'80s & '90s Sitcom Reboots That Should Never Happen, Because It Just Would Not Make Sense — UPDATE

UPDATE: On April 20, John Stamos announced that Fuller House had received a 13 episode order from Netflix. It's actually happening, you guys. There's still no word on whether the entire original cast will get back together for the season premiere, but the series proper will follow DJ, Kimmy, and Stephanie after the three women move in together to care for all their children together.

We'll admit, the news that Coach is being given the reboot treatment was a pretty tough blow to the argument that there is a limit to what the modern entertainment industry will run through the reboot mill. But, we have to hold fast to the belief — to the hope — that there are some properties, even from '80s and '90s sitcoms, will not be rebooted, because network executives should have at least enough integrity to avoid milking these shows for any traces of nostalgia appeal.

Nobody ever thought Full House would rank among this untouchable lot. The squeaky clean fan favorite — armed with resilient catchphrases, an earworm theme song, and some of the finest specimens of sitcom hair in all of pop culture — is a top dollar candidate for contemporary revival, hence the unsurprising news: Netflix might be developing a spinoff series centered on DJ Tanner and her best friend Kimmy Gibbler, with original actors Candace Cameron Bure and Andrea Barber in talks to star.

Full House joins the likes of fellow late 20th century pop culture icons The X-Files and Twin Peaks (and sub-icon Coach) in rebooting for modern audiences, furthering ever more the ubiquity of the industry's favorite practice. Surely, however, there must be a few well-known '80s and '90s TV shows that nobody would ever bother rebooting. There must be!


Seven seasons of healthy ratings aside, Wings never made its mark as the kind of pop culture benchmark that sister series Cheers became. It isn't that Wings was bad (it certainly wasn't), just that it was completely and totally unremarkable.
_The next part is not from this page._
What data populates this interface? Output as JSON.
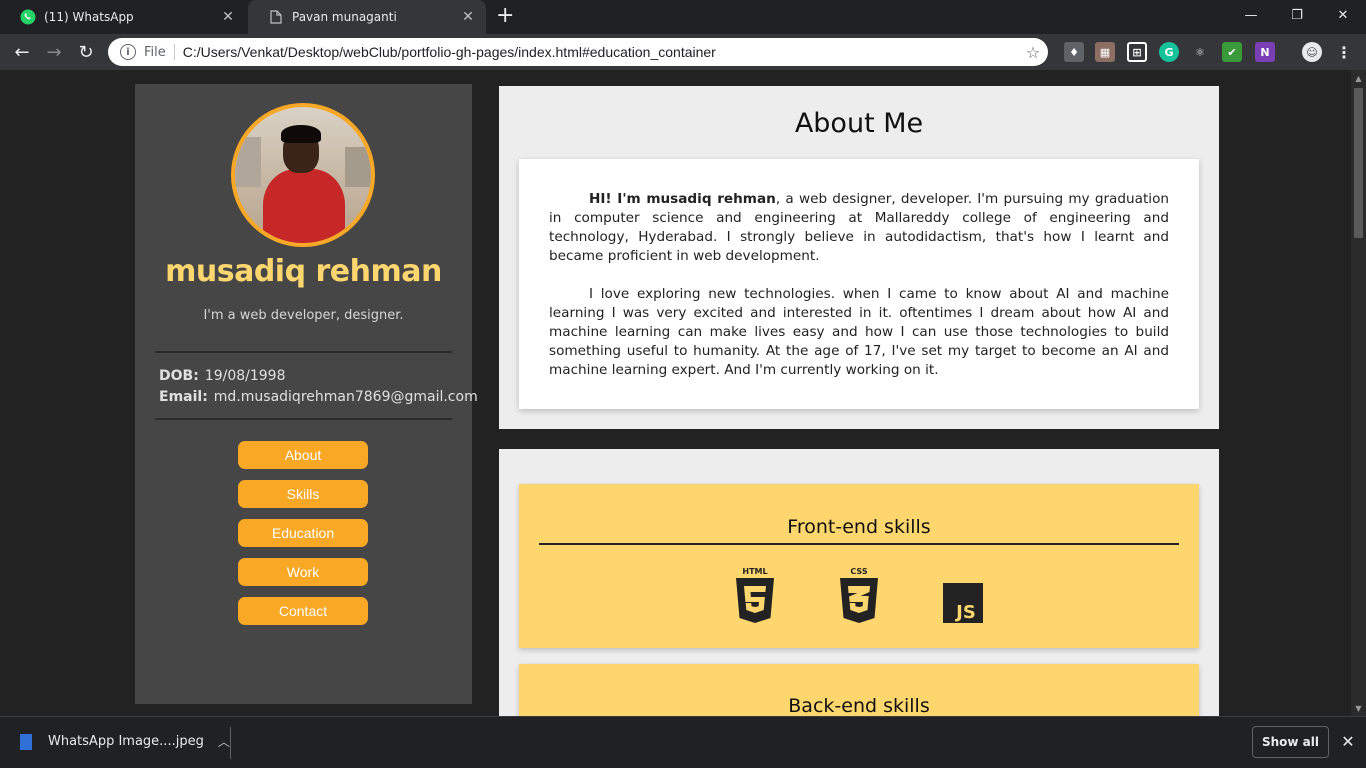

As such: unrebootable.

Just Shoot Me!

The sort of show that could exist only in the late '90s (as floundering ratings and schedule shifts in its later post-2000 years proved), this "single girl in the big city takes a job at a magazine" show (one of many) would have even dimmer of a future now than it did when it premiered.

Father Ted

The quirky and macabre United Kingdom comedy about three disgraced priests exiled on a remote island might enjoy lasting cult fervor, but it's the sort of genuine off-kilter oddness that couldn't possibly be reproduced in today's wickedly self-aware world. Hopefully producers can sense that.

Welcome Freshman

This teen comedy started out a sketch show and gradually morphed into something closer to the sitcom format, lasting three seasons on air by sheer force of will. Without even an understanding of what it was supposed to be, there's really nothing for rebooters to work with.


Becker could virtually be retitled "Ted Danson's other show" and lose nothing in the translation. A show that basically borrowed form from Cheers (a handful of lovable losers swapping stories over a restaurant counter), but without any of the... well, without much of anything.

Shasta McNasty

Oh how terribly out of date this would feel... and felt back then.


Not the incredibly successful drama series that launched the careers of George Clooney and Julianne Margulies, but the like-titled hospital sitcom that aired for one season on CBS... and also starred George Clooney, bizarrely enough.

The Tortellis

The far less successful of Cheers' two spinoffs (the other being Frasier), there is no era in which the Dan Hedaya-led family sitcom could have thrived. Not then, not now, and probably not the distant future.

Images: ABC; NBC (3); Channel 4; Nickelodeon; CBS (2); UPN